Study shows that financial inclusion can bring prosperity and also can work as a powerful weapon to alleviate poverty. But the scenario in the state and in the country as a whole is not encouraging at all. More than 50% people of the country are still outside the ambit of mainstream financial system. These excluded people are the bottom of pyramid. They excluded as the mainstream financial institutions like banks treat them unworthy to bank upon! The situation in Assam and North Eastern states are more pathetic. The data shows that India has 90 un-banked blocks and it is unbelievable that out of these 90 un-banked blocks 80s are in NE states. RBI has introduced policy to compensate revenue loss of the commercial banks for five years to open new branches in the region to minimise the gap. But no result observed so far.
Best way to check the financial fraud is to educate the people about their financials and the eco-system as whole. Till date government has not taken remarkable financial literacy initiative in the state, besides cautious advertisement in the newspapers, which causes negative impact on the target group. They become more conservative as far as financial risks taking are concern. On the other hand RBI regional office’s role in financial literacy is more pathetic. An NBFC named Sunmarg Microfinance Institution had collected lakhs of amount from the people of Assam and now the company is on its way to abscond. The same company was barred to collect deposit from public in West Bengal. So called watch dog RBI’s regional office at Guwahati couldn’t trace out the smell of fraudulent activities of the said company in this region. The FLCC (Financial Literacy and Credit Counselling) programme in the state has become a white elephant. The PSU banks attitude seems to be reluctant as earlier. They seem to be overburdened!

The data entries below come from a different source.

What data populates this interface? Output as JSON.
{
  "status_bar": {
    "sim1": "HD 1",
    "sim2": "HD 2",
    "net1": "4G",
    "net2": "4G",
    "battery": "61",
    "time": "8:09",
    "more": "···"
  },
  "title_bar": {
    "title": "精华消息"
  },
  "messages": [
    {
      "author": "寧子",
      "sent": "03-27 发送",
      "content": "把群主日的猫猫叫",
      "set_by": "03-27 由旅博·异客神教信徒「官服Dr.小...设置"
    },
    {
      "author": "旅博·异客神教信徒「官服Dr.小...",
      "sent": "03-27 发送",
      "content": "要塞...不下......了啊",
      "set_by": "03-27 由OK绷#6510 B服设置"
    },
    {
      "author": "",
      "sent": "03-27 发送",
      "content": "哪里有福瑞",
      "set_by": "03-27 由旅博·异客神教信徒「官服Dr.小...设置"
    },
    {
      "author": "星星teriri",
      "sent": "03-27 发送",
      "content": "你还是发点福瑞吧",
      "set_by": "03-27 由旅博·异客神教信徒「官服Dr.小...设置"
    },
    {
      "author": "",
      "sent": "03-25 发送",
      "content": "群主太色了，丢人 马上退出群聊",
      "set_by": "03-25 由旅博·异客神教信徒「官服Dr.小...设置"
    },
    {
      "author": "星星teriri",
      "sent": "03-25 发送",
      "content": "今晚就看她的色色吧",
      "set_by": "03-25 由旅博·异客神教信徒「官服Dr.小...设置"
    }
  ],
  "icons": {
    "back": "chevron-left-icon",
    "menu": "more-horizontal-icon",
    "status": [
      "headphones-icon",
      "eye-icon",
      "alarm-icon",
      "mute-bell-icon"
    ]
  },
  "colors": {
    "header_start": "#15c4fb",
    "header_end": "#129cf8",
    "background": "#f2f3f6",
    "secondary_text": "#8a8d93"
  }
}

On the contrary, ray of hope is being shown by some private companies in the region. Most recently, Microfinance Company has taken massive financial literacy drive in Assam and North Eastern states. RGVN (Rastriya Grameen Vikas Nidhi) in collaboration with CRISIL has started their financial literacy programme called Pragati in Assam. Dr. Amiya Kumar Sarma, Executive Director of RGVN is optimist that Pragati will make a positive impact on the society. Another leading microfinance institution of the country Ujjivan Financial Services Pvt. Ltd has also taken a huge financial literacy programme in Assam and Meghalaya. They have already educated around 10000 women in Assam and Meghalaya through multimedia training programme called Sankalp in collaboration with Unitus and Lok Foundation. Mr. Samit Ghosh, Managing Director of Ujjivan Financial Services Pvt. Ltd. says that Sankalp has played a tremendous role in the field of financial literacy. He also added that copy of Sankalp has been provided to BRAC to do financial training in Bangladesh. This month Ujjivan has started another financial literacy programme called Diksha through a well trained and well equipped dedicated team in Assam.
The poor people of the state only can be protected from those fake financial institutions by educating them and bringing them under the umbrella of organised financial system. The failure of the mainstream financial institutions to embrace the bottom of the pyramid literally strengthens the need of a specialized limited liability banking model in India too. Such low cost banking models are viable and working fine in countries like Indonesia, Philippines, Bangladesh etc. But the commitment of our government towards financial inclusion and poverty alleviation seems to be illusive!